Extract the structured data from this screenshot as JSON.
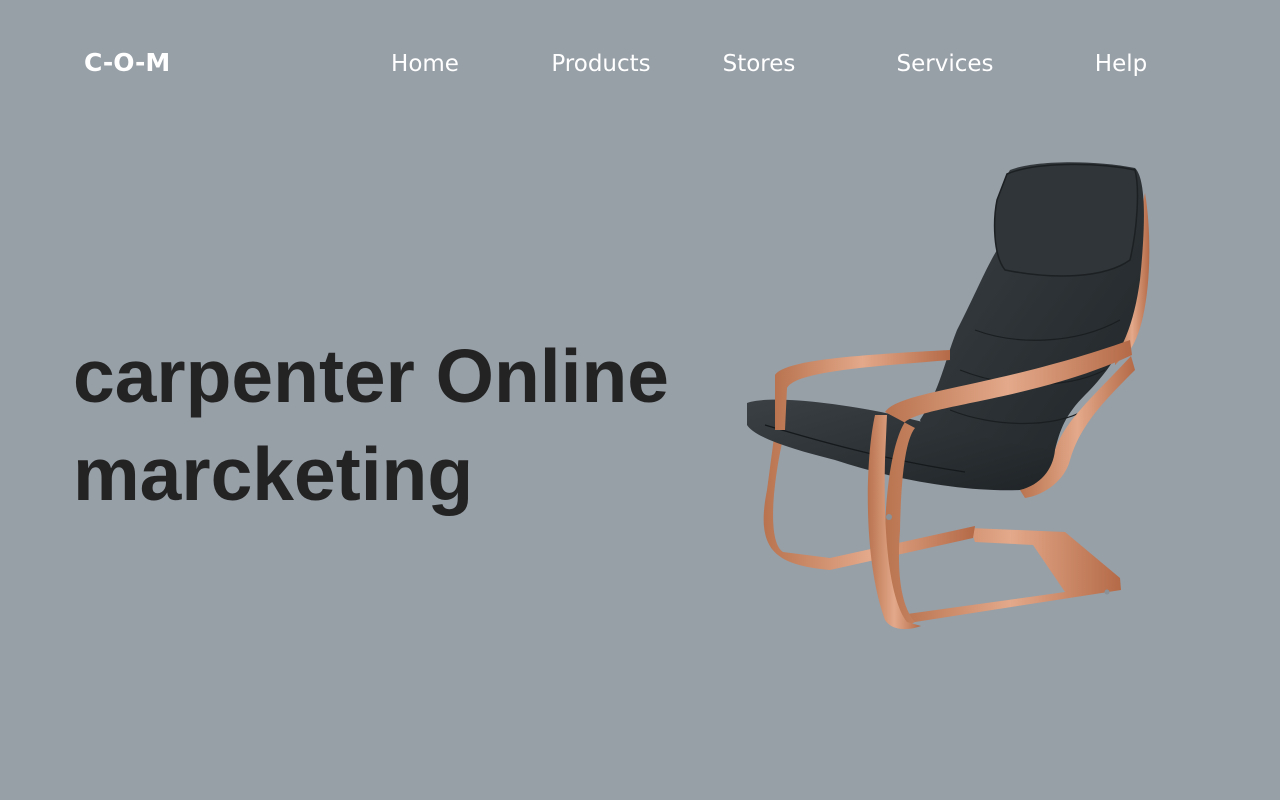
{
  "logo": "C-O-M",
  "nav": {
    "home": "Home",
    "products": "Products",
    "stores": "Stores",
    "services": "Services",
    "help": "Help"
  },
  "hero": {
    "line1": "carpenter Online",
    "line2": "marcketing"
  },
  "image": {
    "subject": "armchair-image"
  },
  "colors": {
    "background": "#979fa7",
    "text_light": "#ffffff",
    "heading": "#232323",
    "wood": "#c98a66",
    "cushion": "#2b3033"
  }
}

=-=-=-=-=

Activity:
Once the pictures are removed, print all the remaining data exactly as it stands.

Written solution:
Extract the structured data from this screenshot as JSON.
{
  "logo": "C-O-M",
  "nav": {
    "home": "Home",
    "products": "Products",
    "stores": "Stores",
    "services": "Services",
    "help": "Help"
  },
  "hero": {
    "line1": "carpenter Online",
    "line2": "marcketing"
  },
  "image": {
    "subject": "armchair-image"
  },
  "colors": {
    "background": "#979fa7",
    "text_light": "#ffffff",
    "heading": "#232323",
    "wood": "#c98a66",
    "cushion": "#2b3033"
  }
}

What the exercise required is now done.